◆ **Extracted data**
════

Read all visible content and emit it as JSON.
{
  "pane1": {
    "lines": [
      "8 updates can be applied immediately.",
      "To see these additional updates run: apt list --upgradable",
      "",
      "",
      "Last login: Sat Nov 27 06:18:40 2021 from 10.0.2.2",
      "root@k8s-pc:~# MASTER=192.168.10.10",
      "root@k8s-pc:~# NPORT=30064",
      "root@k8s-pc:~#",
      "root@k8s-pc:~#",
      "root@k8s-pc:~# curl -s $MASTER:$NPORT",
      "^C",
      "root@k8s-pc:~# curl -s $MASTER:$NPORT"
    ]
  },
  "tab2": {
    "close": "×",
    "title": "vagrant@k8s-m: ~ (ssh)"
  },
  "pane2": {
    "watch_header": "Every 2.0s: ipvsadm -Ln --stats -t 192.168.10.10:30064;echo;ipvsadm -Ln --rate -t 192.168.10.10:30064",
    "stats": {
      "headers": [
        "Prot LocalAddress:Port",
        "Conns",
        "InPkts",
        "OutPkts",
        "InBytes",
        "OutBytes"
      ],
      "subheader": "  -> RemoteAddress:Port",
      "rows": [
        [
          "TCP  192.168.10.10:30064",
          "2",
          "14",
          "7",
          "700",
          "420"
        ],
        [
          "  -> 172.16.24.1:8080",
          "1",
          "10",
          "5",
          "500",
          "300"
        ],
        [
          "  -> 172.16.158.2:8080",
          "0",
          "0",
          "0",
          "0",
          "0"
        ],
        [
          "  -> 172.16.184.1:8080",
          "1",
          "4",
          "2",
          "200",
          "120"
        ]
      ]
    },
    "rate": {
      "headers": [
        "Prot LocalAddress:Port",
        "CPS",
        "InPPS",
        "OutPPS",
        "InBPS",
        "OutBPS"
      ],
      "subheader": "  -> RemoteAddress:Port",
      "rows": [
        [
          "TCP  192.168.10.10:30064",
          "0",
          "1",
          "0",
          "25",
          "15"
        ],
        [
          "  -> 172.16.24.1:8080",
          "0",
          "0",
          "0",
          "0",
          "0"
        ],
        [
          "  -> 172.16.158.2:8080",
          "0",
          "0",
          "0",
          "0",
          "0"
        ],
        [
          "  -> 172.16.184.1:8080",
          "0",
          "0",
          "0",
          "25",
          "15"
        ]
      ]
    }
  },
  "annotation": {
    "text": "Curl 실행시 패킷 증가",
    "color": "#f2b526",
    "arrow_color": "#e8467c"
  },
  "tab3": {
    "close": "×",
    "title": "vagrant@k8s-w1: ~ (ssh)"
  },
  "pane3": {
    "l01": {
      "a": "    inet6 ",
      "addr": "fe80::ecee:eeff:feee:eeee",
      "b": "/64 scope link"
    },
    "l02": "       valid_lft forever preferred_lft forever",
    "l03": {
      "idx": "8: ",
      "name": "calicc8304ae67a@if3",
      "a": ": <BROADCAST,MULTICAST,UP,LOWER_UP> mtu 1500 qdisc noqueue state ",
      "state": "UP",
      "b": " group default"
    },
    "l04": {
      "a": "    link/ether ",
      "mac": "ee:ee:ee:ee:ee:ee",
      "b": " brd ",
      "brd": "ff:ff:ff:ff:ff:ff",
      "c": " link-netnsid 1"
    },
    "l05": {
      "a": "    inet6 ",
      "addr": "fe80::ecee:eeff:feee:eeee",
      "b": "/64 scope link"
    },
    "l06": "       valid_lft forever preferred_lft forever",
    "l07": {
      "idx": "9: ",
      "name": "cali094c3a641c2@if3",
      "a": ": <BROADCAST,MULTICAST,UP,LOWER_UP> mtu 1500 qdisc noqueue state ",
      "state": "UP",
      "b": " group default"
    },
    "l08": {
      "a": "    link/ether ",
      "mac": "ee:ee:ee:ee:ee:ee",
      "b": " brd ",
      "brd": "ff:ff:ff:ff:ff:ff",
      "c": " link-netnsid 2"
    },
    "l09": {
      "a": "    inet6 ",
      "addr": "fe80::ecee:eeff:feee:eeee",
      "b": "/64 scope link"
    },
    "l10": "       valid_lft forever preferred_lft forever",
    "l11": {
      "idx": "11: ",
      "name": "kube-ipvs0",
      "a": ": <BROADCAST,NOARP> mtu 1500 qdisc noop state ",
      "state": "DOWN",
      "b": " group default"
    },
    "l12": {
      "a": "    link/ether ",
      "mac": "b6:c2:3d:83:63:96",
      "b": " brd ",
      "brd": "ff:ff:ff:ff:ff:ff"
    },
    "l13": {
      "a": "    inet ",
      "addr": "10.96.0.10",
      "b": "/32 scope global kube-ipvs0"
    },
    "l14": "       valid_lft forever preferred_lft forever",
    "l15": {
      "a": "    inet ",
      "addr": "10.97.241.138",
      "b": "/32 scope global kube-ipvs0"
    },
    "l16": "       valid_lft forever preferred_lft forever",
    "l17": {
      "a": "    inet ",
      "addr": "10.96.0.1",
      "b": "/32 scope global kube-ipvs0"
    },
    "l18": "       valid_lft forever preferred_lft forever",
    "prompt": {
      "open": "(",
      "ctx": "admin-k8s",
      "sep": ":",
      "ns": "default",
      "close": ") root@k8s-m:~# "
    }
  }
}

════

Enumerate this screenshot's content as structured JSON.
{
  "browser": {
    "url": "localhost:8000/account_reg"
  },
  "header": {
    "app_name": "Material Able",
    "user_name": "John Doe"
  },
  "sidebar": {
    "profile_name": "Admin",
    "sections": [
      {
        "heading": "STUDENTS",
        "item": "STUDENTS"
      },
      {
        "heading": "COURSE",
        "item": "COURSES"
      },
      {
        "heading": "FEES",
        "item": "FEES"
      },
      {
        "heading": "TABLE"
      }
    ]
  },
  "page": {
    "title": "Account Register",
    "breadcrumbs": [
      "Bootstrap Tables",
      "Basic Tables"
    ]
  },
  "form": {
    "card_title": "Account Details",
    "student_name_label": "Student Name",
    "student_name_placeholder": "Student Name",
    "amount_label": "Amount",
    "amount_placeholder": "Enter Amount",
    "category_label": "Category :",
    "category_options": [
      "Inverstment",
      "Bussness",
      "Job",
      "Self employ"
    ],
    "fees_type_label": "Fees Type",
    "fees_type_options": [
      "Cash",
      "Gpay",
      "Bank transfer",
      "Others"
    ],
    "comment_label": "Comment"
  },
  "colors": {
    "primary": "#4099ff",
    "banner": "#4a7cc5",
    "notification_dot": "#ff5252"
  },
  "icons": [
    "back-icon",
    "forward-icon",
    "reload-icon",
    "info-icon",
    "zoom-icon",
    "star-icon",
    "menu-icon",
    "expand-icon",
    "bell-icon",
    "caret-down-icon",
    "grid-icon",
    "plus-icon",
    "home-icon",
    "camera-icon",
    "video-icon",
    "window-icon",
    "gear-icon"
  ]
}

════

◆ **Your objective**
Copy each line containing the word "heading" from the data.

◆ **Answer section**
        "heading": "STUDENTS",
        "heading": "COURSE",
        "heading": "FEES",
        "heading": "TABLE"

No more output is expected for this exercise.